ACTIVITY: Down to the last line, repeat the data below exactly.

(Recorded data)
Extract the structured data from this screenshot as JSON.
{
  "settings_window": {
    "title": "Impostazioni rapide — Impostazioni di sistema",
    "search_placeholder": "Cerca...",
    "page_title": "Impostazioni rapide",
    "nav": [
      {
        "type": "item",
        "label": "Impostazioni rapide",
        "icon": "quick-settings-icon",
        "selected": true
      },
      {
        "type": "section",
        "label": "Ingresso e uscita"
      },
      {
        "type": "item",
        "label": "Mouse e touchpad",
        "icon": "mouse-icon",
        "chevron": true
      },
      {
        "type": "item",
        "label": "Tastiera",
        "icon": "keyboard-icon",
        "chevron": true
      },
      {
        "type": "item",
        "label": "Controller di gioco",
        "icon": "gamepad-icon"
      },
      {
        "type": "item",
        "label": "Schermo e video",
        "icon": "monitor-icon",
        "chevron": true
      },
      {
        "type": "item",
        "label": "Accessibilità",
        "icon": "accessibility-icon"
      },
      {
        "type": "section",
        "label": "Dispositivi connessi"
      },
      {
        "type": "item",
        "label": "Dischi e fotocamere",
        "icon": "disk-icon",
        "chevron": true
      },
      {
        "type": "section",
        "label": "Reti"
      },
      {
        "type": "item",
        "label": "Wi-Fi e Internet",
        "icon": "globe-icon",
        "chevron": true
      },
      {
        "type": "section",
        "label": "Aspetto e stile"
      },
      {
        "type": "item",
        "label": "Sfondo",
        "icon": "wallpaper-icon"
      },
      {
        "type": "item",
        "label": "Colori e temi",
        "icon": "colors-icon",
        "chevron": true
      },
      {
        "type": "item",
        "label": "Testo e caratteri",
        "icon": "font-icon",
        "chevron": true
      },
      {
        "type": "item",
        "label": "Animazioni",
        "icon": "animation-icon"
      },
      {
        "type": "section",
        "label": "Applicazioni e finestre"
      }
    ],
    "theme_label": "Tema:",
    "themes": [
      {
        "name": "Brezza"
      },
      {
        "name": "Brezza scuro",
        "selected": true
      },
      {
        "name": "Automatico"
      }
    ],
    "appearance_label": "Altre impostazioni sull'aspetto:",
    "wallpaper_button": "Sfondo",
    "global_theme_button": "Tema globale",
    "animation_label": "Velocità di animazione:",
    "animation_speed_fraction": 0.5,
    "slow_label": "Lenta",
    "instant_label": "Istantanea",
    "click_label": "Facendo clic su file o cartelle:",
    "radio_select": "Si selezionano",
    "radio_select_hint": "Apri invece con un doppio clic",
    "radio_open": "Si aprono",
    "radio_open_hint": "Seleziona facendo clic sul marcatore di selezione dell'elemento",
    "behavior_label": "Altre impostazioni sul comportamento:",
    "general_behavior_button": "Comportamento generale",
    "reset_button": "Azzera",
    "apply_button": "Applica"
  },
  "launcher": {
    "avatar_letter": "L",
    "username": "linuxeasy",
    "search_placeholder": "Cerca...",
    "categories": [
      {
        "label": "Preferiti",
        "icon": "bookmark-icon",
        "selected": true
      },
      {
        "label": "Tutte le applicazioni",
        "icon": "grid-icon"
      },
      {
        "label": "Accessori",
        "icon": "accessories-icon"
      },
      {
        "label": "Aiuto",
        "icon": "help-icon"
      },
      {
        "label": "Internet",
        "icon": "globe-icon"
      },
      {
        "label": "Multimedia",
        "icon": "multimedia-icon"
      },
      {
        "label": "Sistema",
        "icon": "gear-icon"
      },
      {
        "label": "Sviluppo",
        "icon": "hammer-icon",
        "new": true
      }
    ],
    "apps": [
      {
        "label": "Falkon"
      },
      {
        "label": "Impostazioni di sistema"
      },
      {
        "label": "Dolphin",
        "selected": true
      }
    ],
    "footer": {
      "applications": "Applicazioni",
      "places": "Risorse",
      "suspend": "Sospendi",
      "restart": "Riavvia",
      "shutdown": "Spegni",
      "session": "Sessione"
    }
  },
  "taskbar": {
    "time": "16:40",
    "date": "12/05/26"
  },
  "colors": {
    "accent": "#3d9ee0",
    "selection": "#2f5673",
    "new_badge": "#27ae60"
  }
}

WORKED SOLUTION:
Extract the structured data from this screenshot as JSON.
{
  "settings_window": {
    "title": "Impostazioni rapide — Impostazioni di sistema",
    "search_placeholder": "Cerca...",
    "page_title": "Impostazioni rapide",
    "nav": [
      {
        "type": "item",
        "label": "Impostazioni rapide",
        "icon": "quick-settings-icon",
        "selected": true
      },
      {
        "type": "section",
        "label": "Ingresso e uscita"
      },
      {
        "type": "item",
        "label": "Mouse e touchpad",
        "icon": "mouse-icon",
        "chevron": true
      },
      {
        "type": "item",
        "label": "Tastiera",
        "icon": "keyboard-icon",
        "chevron": true
      },
      {
        "type": "item",
        "label": "Controller di gioco",
        "icon": "gamepad-icon"
      },
      {
        "type": "item",
        "label": "Schermo e video",
        "icon": "monitor-icon",
        "chevron": true
      },
      {
        "type": "item",
        "label": "Accessibilità",
        "icon": "accessibility-icon"
      },
      {
        "type": "section",
        "label": "Dispositivi connessi"
      },
      {
        "type": "item",
        "label": "Dischi e fotocamere",
        "icon": "disk-icon",
        "chevron": true
      },
      {
        "type": "section",
        "label": "Reti"
      },
      {
        "type": "item",
        "label": "Wi-Fi e Internet",
        "icon": "globe-icon",
        "chevron": true
      },
      {
        "type": "section",
        "label": "Aspetto e stile"
      },
      {
        "type": "item",
        "label": "Sfondo",
        "icon": "wallpaper-icon"
      },
      {
        "type": "item",
        "label": "Colori e temi",
        "icon": "colors-icon",
        "chevron": true
      },
      {
        "type": "item",
        "label": "Testo e caratteri",
        "icon": "font-icon",
        "chevron": true
      },
      {
        "type": "item",
        "label": "Animazioni",
        "icon": "animation-icon"
      },
      {
        "type": "section",
        "label": "Applicazioni e finestre"
      }
    ],
    "theme_label": "Tema:",
    "themes": [
      {
        "name": "Brezza"
      },
      {
        "name": "Brezza scuro",
        "selected": true
      },
      {
        "name": "Automatico"
      }
    ],
    "appearance_label": "Altre impostazioni sull'aspetto:",
    "wallpaper_button": "Sfondo",
    "global_theme_button": "Tema globale",
    "animation_label": "Velocità di animazione:",
    "animation_speed_fraction": 0.5,
    "slow_label": "Lenta",
    "instant_label": "Istantanea",
    "click_label": "Facendo clic su file o cartelle:",
    "radio_select": "Si selezionano",
    "radio_select_hint": "Apri invece con un doppio clic",
    "radio_open": "Si aprono",
    "radio_open_hint": "Seleziona facendo clic sul marcatore di selezione dell'elemento",
    "behavior_label": "Altre impostazioni sul comportamento:",
    "general_behavior_button": "Comportamento generale",
    "reset_button": "Azzera",
    "apply_button": "Applica"
  },
  "launcher": {
    "avatar_letter": "L",
    "username": "linuxeasy",
    "search_placeholder": "Cerca...",
    "categories": [
      {
        "label": "Preferiti",
        "icon": "bookmark-icon",
        "selected": true
      },
      {
        "label": "Tutte le applicazioni",
        "icon": "grid-icon"
      },
      {
        "label": "Accessori",
        "icon": "accessories-icon"
      },
      {
        "label": "Aiuto",
        "icon": "help-icon"
      },
      {
        "label": "Internet",
        "icon": "globe-icon"
      },
      {
        "label": "Multimedia",
        "icon": "multimedia-icon"
      },
      {
        "label": "Sistema",
        "icon": "gear-icon"
      },
      {
        "label": "Sviluppo",
        "icon": "hammer-icon",
        "new": true
      }
    ],
    "apps": [
      {
        "label": "Falkon"
      },
      {
        "label": "Impostazioni di sistema"
      },
      {
        "label": "Dolphin",
        "selected": true
      }
    ],
    "footer": {
      "applications": "Applicazioni",
      "places": "Risorse",
      "suspend": "Sospendi",
      "restart": "Riavvia",
      "shutdown": "Spegni",
      "session": "Sessione"
    }
  },
  "taskbar": {
    "time": "16:40",
    "date": "12/05/26"
  },
  "colors": {
    "accent": "#3d9ee0",
    "selection": "#2f5673",
    "new_badge": "#27ae60"
  }
}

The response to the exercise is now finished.